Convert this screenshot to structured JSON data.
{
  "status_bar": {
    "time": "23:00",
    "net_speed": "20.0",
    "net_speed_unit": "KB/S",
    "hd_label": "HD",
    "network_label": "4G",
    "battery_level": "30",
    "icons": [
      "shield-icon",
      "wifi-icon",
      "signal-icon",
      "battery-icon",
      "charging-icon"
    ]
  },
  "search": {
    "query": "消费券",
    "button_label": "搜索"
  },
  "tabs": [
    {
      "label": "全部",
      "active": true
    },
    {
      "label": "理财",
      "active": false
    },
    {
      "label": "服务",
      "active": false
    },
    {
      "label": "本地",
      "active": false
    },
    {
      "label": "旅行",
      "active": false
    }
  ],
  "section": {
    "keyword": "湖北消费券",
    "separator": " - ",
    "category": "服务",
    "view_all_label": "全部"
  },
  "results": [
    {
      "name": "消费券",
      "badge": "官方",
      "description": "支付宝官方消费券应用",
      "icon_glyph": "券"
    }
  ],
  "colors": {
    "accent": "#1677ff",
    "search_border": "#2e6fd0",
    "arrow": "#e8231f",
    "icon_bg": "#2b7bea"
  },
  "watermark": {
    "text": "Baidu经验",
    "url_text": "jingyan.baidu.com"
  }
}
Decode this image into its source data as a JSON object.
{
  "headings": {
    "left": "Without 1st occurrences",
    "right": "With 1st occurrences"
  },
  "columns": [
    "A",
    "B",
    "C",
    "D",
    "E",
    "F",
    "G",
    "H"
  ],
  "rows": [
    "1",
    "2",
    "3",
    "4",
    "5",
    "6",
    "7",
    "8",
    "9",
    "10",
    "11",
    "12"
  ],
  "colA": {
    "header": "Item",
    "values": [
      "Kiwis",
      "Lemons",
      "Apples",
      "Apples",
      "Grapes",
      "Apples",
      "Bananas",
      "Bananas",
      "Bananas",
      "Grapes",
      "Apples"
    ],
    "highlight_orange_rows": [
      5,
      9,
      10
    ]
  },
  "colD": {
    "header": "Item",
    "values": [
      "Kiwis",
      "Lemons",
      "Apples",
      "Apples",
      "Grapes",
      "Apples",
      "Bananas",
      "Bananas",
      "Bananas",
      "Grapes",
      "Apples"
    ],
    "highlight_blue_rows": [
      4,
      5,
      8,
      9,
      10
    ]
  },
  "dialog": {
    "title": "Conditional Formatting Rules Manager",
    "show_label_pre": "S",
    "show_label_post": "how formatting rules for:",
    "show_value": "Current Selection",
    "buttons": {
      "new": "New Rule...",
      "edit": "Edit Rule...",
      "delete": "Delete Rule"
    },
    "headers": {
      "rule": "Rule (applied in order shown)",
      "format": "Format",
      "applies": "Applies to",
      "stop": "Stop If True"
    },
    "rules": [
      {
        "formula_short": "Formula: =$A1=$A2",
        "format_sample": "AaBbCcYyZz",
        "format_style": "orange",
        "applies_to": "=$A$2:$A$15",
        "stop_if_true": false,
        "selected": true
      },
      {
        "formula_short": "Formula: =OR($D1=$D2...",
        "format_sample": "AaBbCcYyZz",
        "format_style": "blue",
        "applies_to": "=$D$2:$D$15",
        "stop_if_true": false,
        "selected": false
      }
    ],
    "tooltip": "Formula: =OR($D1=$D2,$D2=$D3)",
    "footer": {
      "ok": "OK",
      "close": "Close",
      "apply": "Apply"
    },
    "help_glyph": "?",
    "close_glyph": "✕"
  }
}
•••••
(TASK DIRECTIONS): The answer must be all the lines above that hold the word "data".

(EXERCISE RESPONSE):
Convert this screenshot to structured JSON data.
Decode this image into its source data as a JSON object.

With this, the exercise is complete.